SUBJECT :Migratory Birds 

BHOPAL: Winged visitors are giving the state capital a miss. This year, despite a prolonged cold wave, there is a decline of about 50% in sighting of migratory birds in Bhopal. Normally, with onset of winters, the city starts buzzing with chirping of the winged guests arriving from as far as Siberia, Europe, Afghanistan Himalayan region and other South Asian countries.

Experts attribute decline in numbers to a variety of reasons including climate change, heavy rain and too much disturbance around their habitat. Anil Gulati, an avid bird lover and watcher, said human interference is the biggest obstacle which reduced visit of these birds this year. Rudy Shelduck, comb duck, Eurasian wigeon, tufted pochard could be seen in water bodies of Kaliasoot and Hathikheda dam. The numbers have reduced to 500 from 1000, a decline of almost 50%.

"Their habitat is rapidly shrinking as wetlands are being replaced by concrete, which impacts the fauna," he said. Even activities carried out lakes may be a cause of the decline. "Due to the events held at different lakes including the Upper Lake to attract tourists like adventure sports and canoeing among others is also one reason that winter visitors gets disturbed and leave the place early", explained Gulati.

 

"Hundreds of 'black headed gulls' were seen in water bodies in the city including the Upper Lake. While 'Lesser whistling' and 'spot billed ducks', which were earlier seen round the year are much less in," said Gulati. 'Gargeney' and 'spoonbills' birds were not even seen this year.

Another birder watcher Shomi Gupta admits that less greenery and more of concrete is stopping the winter visitors in the city. "This year the flocks of migratory birds were less in number, even the variety of ducks declined," she said. "Bhopal is ideal destination for migratory birds with rich wetlands and catchment areas of Upper and Lower lake. But due to heavy rains and construction activities have delayed arrival of the birds," she lamented.

"Rise in the pollution level in water bodies has disturbed the habitat of the birds," explained, a student and photographer Ahtram Uddin. While the assistant director of Van Vihar national park, Sudesh Baghmare said, "It is true that there is a decline in number of migratory birds this year due to heavy rains, but for the bird lovers we are still organising bird watching camp in the month of February."

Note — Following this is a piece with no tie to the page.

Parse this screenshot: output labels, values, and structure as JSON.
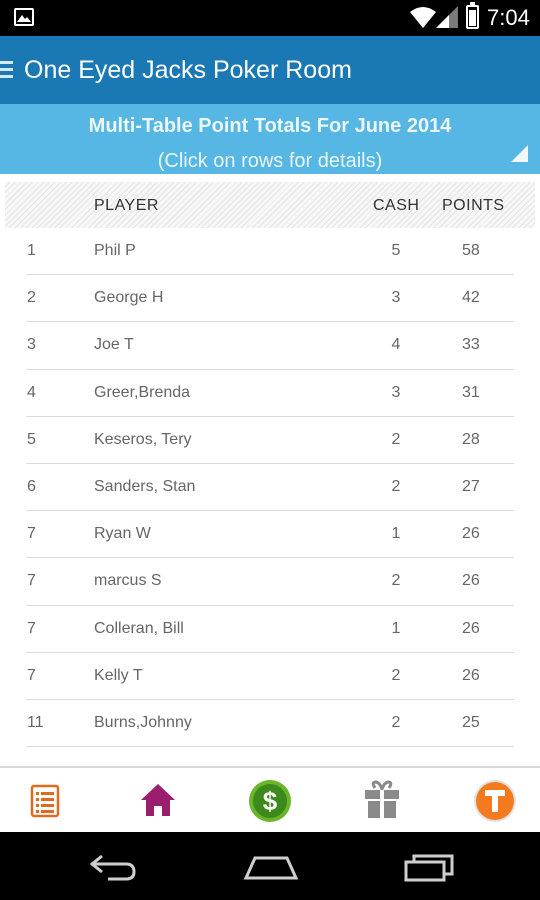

Less sightings:

Ruddy Shelduck

Comb duck

Eurasian Wigeon

Tufted Pochard

Black Headed Gulls

Spot billed ducks

Birds which did not visit this year:

Garganey

Spoonbills


Source: Times of India (Dated 22 Jan 2014)